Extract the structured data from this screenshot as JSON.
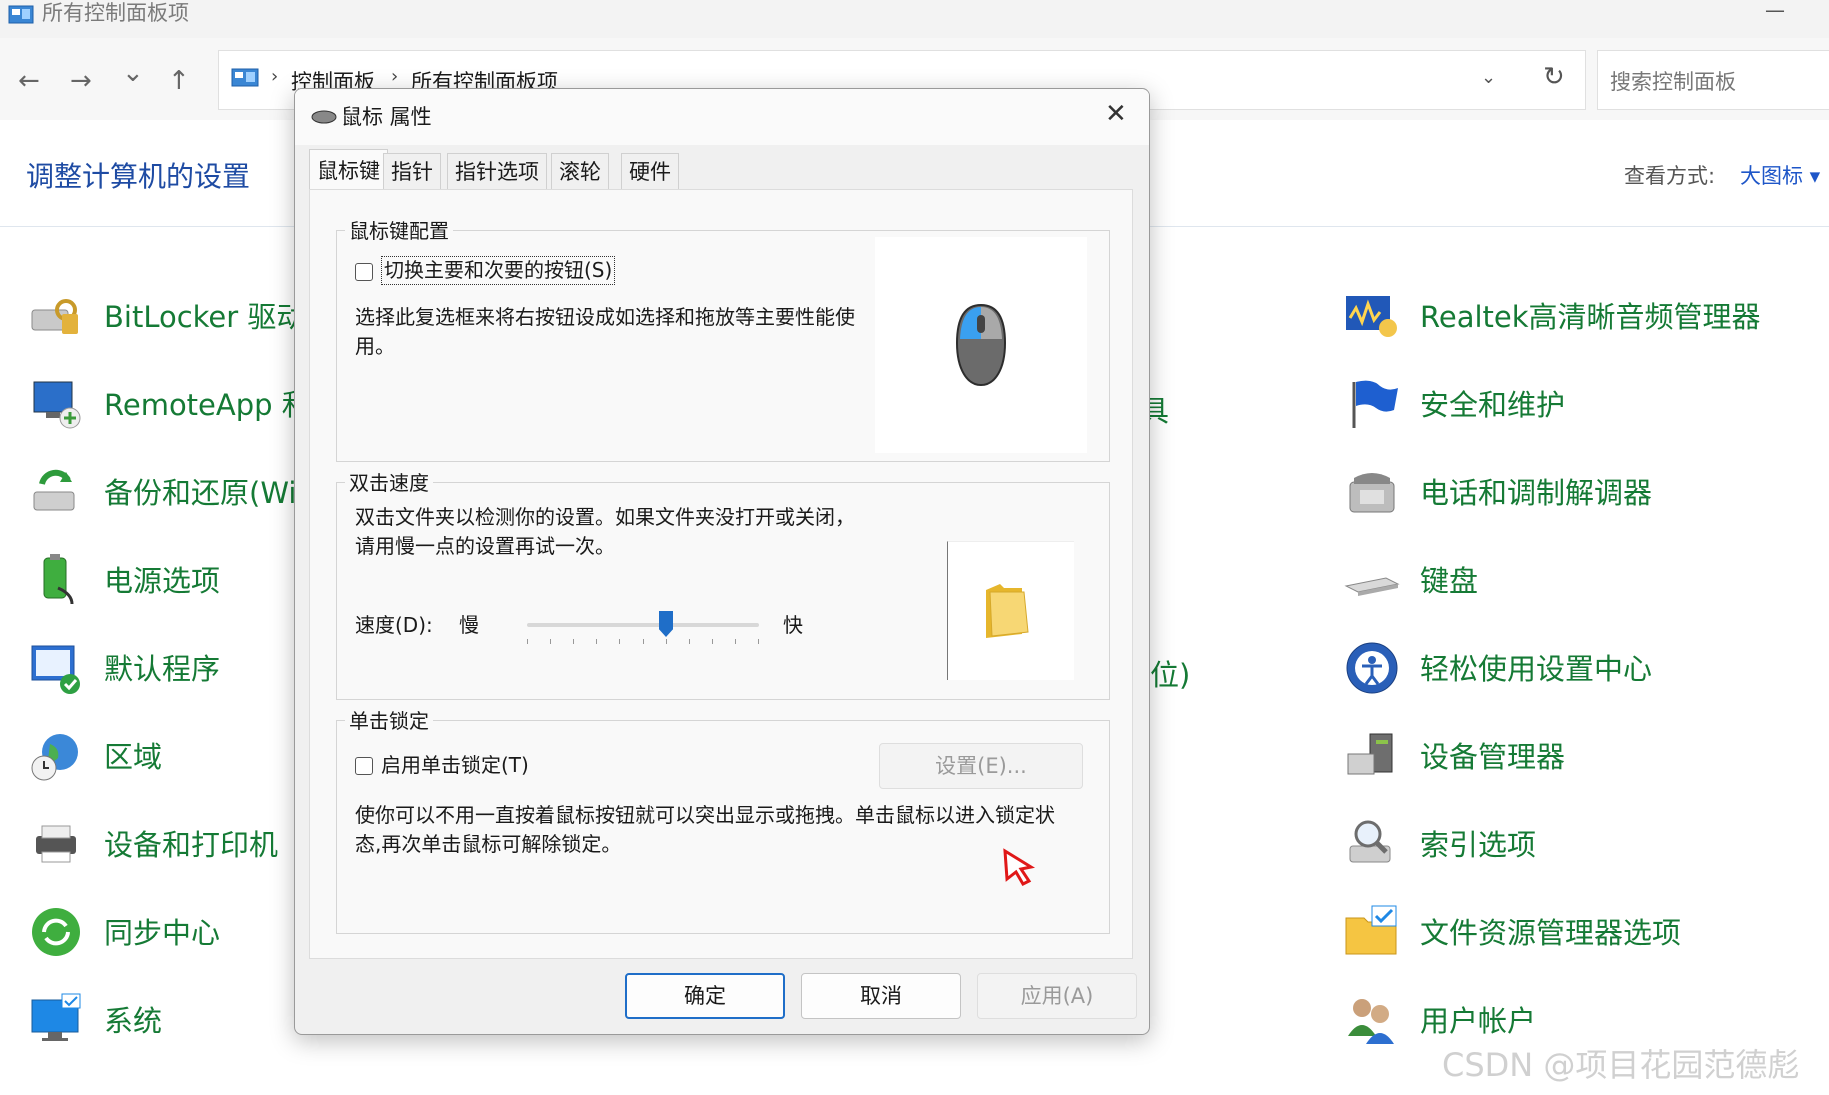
{
  "window": {
    "title": "所有控制面板项",
    "minimize_glyph": "—"
  },
  "nav": {
    "back_glyph": "←",
    "forward_glyph": "→",
    "recent_glyph": "⌄",
    "up_glyph": "↑",
    "address": {
      "icon": "control-panel-icon",
      "crumbs": [
        "控制面板",
        "所有控制面板项"
      ],
      "separator": "›",
      "dropdown_glyph": "⌄",
      "refresh_glyph": "↻"
    },
    "search": {
      "placeholder": "搜索控制面板"
    }
  },
  "header": {
    "title": "调整计算机的设置",
    "view_by_label": "查看方式:",
    "view_mode": "大图标 ▾"
  },
  "items_left": [
    {
      "label": "BitLocker 驱动",
      "icon": "bitlocker-icon"
    },
    {
      "label": "RemoteApp 和",
      "icon": "remoteapp-icon"
    },
    {
      "label": "备份和还原(Wi",
      "icon": "backup-icon"
    },
    {
      "label": "电源选项",
      "icon": "power-icon"
    },
    {
      "label": "默认程序",
      "icon": "default-programs-icon"
    },
    {
      "label": "区域",
      "icon": "region-icon"
    },
    {
      "label": "设备和打印机",
      "icon": "printer-icon"
    },
    {
      "label": "同步中心",
      "icon": "sync-icon"
    },
    {
      "label": "系统",
      "icon": "system-icon"
    }
  ],
  "items_right": [
    {
      "label": "Realtek高清晰音频管理器",
      "icon": "realtek-audio-icon"
    },
    {
      "label": "安全和维护",
      "icon": "security-flag-icon"
    },
    {
      "label": "电话和调制解调器",
      "icon": "phone-modem-icon"
    },
    {
      "label": "键盘",
      "icon": "keyboard-icon"
    },
    {
      "label": "轻松使用设置中心",
      "icon": "ease-of-access-icon"
    },
    {
      "label": "设备管理器",
      "icon": "device-manager-icon"
    },
    {
      "label": "索引选项",
      "icon": "indexing-icon"
    },
    {
      "label": "文件资源管理器选项",
      "icon": "folder-options-icon"
    },
    {
      "label": "用户帐户",
      "icon": "user-accounts-icon"
    }
  ],
  "fragments": {
    "mid1": "具",
    "mid2": "位)"
  },
  "dialog": {
    "title": "鼠标 属性",
    "close_glyph": "✕",
    "tabs": [
      "鼠标键",
      "指针",
      "指针选项",
      "滚轮",
      "硬件"
    ],
    "button_config": {
      "legend": "鼠标键配置",
      "checkbox_label": "切换主要和次要的按钮(S)",
      "description": "选择此复选框来将右按钮设成如选择和拖放等主要性能使用。"
    },
    "double_click": {
      "legend": "双击速度",
      "description": "双击文件夹以检测你的设置。如果文件夹没打开或关闭，请用慢一点的设置再试一次。",
      "speed_label": "速度(D):",
      "slow": "慢",
      "fast": "快",
      "speed_fraction": 0.6
    },
    "click_lock": {
      "legend": "单击锁定",
      "checkbox_label": "启用单击锁定(T)",
      "settings_button": "设置(E)...",
      "description": "使你可以不用一直按着鼠标按钮就可以突出显示或拖拽。单击鼠标以进入锁定状态,再次单击鼠标可解除锁定。"
    },
    "buttons": {
      "ok": "确定",
      "cancel": "取消",
      "apply": "应用(A)"
    }
  },
  "watermark": "CSDN @项目花园范德彪",
  "colors": {
    "link_green": "#157a35",
    "title_blue": "#1e4ba3",
    "accent": "#1f6ec8"
  }
}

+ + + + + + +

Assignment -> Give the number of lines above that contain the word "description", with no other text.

The completed task -> 3